So, what about it? Your view is going to be coloured by what your politics are and your attitude to the leadership. If you're opposed to Jeremy, you're bound to find grist for your mill. If you like the man and have a selfie with him, there is little here to dissuade your loyalty. Those fancying themselves as Malcolm Tuckers of the left will shake their heads in resignation, while the average punter not that interested in politics would likely watch it and carry on not having their mind changed either way.
There are a couple of points worth addressing in the film, which have since proven the most "newsworthy". The first is Seumas Milne taking aside our intrepid reporter to whisper there is a leak in Jeremy's team. Someone is passing Prime Minister's Questions preparations to the party opposite, apparently. I remain sceptical about that. It's far more likely that Dave's prep team, who we should remember have been in this game for a long time, are able to anticipate the sorts of questions due to crop up. Because of the limited range of issues that get traction and, dare I say it, Jeremy's rather pedestrian style it's not difficult to play his role and advance his most likely attack lines.

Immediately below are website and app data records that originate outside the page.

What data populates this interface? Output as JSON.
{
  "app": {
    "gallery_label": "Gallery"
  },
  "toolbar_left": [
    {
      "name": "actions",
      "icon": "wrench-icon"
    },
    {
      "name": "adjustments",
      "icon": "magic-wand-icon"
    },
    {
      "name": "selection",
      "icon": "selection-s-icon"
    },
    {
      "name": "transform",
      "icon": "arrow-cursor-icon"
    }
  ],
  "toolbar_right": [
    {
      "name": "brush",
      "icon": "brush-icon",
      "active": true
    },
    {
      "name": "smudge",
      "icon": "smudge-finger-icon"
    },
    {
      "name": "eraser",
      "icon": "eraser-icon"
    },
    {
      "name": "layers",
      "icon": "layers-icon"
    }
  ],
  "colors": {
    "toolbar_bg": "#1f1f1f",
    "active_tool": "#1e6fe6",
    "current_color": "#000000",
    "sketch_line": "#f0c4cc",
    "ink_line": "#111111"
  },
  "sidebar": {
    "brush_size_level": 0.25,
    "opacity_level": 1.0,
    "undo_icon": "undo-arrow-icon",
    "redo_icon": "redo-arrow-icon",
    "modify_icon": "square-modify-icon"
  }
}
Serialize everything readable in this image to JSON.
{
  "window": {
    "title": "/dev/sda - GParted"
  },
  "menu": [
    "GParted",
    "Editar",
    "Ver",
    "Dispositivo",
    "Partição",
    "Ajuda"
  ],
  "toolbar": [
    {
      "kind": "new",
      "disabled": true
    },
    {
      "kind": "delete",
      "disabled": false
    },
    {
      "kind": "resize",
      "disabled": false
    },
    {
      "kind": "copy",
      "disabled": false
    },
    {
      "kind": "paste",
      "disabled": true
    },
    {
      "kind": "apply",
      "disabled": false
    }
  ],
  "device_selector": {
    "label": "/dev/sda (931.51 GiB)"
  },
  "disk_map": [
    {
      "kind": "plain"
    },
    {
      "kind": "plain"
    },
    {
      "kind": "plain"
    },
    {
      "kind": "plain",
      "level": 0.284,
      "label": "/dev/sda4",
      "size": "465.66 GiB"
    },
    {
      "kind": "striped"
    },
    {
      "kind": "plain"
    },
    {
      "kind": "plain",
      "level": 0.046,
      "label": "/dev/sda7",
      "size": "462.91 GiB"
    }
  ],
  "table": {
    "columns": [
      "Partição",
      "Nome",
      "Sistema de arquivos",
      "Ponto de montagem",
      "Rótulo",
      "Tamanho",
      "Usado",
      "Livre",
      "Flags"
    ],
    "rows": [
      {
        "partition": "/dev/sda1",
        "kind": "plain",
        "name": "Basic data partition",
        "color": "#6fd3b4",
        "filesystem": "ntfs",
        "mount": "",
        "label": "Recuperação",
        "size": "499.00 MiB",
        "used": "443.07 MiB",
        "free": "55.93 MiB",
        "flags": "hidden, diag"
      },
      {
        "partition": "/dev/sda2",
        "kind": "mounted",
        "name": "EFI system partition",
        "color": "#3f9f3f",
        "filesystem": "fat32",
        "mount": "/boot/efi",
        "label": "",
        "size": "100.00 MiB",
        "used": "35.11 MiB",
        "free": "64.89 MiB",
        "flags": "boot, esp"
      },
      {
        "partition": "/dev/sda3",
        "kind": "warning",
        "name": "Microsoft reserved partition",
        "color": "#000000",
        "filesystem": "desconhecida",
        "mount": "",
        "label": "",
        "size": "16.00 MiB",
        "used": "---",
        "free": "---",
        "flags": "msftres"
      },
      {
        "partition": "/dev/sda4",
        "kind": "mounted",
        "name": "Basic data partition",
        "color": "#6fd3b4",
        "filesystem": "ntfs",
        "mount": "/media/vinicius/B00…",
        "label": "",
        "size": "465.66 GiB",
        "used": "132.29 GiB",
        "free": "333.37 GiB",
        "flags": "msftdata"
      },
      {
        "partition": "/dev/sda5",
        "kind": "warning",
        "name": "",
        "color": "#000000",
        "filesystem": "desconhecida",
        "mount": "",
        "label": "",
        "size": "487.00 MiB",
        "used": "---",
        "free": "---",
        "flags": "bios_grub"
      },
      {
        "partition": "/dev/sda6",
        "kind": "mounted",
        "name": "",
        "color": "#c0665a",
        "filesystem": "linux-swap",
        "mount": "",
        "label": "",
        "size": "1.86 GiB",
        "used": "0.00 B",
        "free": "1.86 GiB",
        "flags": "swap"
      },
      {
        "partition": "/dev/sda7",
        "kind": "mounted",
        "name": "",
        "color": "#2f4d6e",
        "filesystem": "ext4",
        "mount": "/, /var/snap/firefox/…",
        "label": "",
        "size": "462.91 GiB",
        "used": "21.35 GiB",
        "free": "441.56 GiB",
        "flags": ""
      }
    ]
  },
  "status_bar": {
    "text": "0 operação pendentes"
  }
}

And besides, to confess your suspicion about a leak on camera is just unwise - you can be sure Dave will use that as a line at an upcoming PMQs.
The second are the complaints about the media. I happen to think Jeremy is right. The press in this country are awful, and when it comes to determining what issues are important the BBC follows their lead, a point this blog has explored from time to time. It's also fair to say Jeremy has received more hatchet jobs and critical coverage than any party leader ever, surpassing even the treatment meted to the sainted Ed. So yes, the media are biased. You can either complain about it, as the documentary implied, or start from the perspective they will always be ill-disposed toward you and work from there. That doesn't mean retreating into the bunker and muttering darkly about Jonathan Freedland, it demands something more pro-active.
This is where Tony Blair - yes, that man - can teach Team Jez a thing or two. Early on in his tenure, Blair and friends began their prawn cocktail offensive to win over big business and assure them that nationalisation without compensation wasn't on an incoming government's agenda. I understand that John McDonnell in his shadow chancellor capacity is similarly schmoozing. Jeremy and his team need to start doing the same with the press and, I'm afraid, that also includes Murdoch-owned titles. The hostile stuff would still come, but don't underestimate the importance of soft power and carefully cultivated relationships between politicians, spads, and bag carriers with the lobby hacks. This soft power can be used to take the sting out of bad stories, or at least allow for a space for subsequent clarification. Snippets of info here, the odd exclusive there can build up a bank of favours. On slow days some attack lines or positive stories might get through too. The job of a press operation is to sell the leader and their policies in a hostile environment. The weapons most appropriate for accomplishing this feat are the late night meal, the cup of coffee, the few jars at Strangers. Moaning resolves nothing and changes nothing, and it's more productive than panicky firefighting and toothless threats down the phone.
In short, what the film says to me is that Jeremy's operation needs to be more professional. It's not the same as bending over backwards and capitulating to headline after editorial after comment piece, but Jez and co have to play the media game if it wants to properly sell the "different way of doing things". I know the office has recently made a new hire, so perhaps things are about to change. We shall see.